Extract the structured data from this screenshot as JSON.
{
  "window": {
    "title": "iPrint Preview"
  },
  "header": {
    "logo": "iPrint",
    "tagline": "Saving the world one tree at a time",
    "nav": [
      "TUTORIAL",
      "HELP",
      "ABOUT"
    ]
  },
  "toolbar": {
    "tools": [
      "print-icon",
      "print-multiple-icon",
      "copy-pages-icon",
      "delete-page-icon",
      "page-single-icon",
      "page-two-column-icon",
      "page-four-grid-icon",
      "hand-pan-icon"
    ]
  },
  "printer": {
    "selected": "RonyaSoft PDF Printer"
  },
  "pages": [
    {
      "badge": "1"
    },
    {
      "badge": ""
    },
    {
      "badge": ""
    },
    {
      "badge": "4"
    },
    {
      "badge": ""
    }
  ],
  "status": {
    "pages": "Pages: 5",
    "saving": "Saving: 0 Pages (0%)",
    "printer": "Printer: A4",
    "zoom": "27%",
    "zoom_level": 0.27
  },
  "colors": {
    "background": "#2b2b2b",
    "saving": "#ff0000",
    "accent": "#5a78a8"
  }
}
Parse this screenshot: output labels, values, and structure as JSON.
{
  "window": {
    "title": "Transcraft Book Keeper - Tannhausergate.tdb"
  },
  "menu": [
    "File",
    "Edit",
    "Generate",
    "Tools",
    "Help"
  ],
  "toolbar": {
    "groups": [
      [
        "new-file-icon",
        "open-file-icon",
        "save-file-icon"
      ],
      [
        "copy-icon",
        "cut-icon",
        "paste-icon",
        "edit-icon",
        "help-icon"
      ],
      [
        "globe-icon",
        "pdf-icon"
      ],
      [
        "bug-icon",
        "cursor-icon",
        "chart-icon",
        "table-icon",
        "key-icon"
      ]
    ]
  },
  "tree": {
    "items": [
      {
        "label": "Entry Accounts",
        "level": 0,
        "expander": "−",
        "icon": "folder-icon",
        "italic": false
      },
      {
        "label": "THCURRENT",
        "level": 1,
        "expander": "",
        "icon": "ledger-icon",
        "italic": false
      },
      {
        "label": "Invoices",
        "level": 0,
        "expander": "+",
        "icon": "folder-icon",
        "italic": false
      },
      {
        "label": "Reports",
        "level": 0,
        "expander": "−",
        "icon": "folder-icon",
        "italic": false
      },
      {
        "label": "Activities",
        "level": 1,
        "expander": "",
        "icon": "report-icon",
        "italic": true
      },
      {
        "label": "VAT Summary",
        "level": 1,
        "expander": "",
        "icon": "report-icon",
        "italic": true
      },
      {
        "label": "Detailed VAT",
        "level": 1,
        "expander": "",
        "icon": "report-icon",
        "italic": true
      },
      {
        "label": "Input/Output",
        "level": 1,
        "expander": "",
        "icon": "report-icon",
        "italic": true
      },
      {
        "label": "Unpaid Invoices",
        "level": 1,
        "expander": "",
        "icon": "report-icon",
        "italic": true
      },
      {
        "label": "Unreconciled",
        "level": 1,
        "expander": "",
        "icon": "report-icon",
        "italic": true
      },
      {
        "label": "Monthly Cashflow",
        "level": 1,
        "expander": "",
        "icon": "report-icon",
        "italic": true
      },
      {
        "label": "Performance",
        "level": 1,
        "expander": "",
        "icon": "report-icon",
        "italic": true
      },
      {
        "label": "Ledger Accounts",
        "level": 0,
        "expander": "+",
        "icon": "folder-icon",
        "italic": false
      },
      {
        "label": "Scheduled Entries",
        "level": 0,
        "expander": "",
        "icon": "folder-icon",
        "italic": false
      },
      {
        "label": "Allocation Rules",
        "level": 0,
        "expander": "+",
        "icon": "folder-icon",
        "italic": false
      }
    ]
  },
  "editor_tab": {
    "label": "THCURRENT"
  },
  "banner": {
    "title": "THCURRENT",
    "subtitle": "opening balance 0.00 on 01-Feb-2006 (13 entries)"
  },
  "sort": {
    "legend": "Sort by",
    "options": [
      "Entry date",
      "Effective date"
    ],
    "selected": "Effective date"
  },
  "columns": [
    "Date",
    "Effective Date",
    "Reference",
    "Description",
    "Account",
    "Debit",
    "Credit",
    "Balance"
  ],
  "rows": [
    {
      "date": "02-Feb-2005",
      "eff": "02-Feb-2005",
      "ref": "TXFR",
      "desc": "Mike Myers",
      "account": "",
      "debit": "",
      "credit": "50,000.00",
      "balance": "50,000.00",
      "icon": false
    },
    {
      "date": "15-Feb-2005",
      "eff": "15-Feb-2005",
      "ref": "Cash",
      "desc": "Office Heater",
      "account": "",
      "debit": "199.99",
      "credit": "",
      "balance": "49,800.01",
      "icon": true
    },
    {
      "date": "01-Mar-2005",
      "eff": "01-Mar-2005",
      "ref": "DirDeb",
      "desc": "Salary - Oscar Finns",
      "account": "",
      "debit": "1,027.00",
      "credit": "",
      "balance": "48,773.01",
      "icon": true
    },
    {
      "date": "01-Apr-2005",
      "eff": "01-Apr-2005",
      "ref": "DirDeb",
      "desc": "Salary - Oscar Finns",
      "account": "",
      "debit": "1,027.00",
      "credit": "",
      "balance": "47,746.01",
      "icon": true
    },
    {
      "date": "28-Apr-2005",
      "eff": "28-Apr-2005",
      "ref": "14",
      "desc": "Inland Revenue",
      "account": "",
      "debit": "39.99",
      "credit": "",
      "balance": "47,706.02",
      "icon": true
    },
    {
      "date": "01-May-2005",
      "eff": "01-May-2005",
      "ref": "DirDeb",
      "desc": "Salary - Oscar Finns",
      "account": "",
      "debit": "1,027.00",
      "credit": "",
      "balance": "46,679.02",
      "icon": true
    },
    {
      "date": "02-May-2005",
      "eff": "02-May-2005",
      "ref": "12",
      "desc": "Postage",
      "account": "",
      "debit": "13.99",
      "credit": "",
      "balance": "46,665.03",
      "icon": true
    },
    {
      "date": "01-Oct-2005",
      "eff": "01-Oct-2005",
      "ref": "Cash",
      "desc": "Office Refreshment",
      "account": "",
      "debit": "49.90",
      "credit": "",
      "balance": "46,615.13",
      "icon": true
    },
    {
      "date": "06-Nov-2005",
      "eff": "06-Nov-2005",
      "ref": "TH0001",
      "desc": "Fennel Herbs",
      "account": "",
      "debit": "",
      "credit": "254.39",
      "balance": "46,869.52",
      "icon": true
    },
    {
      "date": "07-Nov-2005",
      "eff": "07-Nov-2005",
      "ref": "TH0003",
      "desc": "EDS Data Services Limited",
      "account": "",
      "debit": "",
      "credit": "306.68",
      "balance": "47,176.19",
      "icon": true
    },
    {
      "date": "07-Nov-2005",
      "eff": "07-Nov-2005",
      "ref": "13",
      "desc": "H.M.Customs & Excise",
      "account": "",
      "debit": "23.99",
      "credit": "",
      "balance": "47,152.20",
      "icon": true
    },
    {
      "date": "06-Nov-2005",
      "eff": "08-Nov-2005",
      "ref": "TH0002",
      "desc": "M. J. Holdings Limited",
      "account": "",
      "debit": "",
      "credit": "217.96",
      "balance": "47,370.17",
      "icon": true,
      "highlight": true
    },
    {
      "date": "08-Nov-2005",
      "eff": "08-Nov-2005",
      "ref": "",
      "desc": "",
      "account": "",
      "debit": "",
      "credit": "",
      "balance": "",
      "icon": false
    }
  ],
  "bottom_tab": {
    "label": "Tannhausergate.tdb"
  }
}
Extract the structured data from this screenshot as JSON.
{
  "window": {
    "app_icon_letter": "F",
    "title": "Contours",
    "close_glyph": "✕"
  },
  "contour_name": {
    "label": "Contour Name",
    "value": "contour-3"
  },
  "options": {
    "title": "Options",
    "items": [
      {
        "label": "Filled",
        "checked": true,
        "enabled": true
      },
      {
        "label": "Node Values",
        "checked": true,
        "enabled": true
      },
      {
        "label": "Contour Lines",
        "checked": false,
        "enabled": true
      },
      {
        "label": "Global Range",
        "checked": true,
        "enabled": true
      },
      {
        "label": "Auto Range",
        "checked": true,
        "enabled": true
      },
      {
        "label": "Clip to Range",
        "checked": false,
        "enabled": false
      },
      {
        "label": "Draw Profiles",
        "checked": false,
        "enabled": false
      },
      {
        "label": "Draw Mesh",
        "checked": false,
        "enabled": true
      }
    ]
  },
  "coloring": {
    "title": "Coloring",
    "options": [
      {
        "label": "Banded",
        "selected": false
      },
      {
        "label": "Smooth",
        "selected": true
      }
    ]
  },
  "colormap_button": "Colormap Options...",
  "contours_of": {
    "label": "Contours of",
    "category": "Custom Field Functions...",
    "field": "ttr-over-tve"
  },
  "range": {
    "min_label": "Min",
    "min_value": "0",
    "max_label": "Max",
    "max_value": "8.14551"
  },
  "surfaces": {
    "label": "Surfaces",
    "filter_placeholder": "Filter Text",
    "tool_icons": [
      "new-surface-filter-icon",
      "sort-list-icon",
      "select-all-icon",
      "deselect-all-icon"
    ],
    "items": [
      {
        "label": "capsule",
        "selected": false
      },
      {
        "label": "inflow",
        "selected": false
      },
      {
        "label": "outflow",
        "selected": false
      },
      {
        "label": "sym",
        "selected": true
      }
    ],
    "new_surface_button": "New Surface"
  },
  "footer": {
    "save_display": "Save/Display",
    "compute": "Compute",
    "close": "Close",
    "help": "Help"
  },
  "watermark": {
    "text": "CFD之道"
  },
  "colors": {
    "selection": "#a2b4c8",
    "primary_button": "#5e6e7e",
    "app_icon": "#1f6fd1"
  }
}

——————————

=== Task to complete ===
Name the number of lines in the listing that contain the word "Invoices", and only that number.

=== Task answer ===
2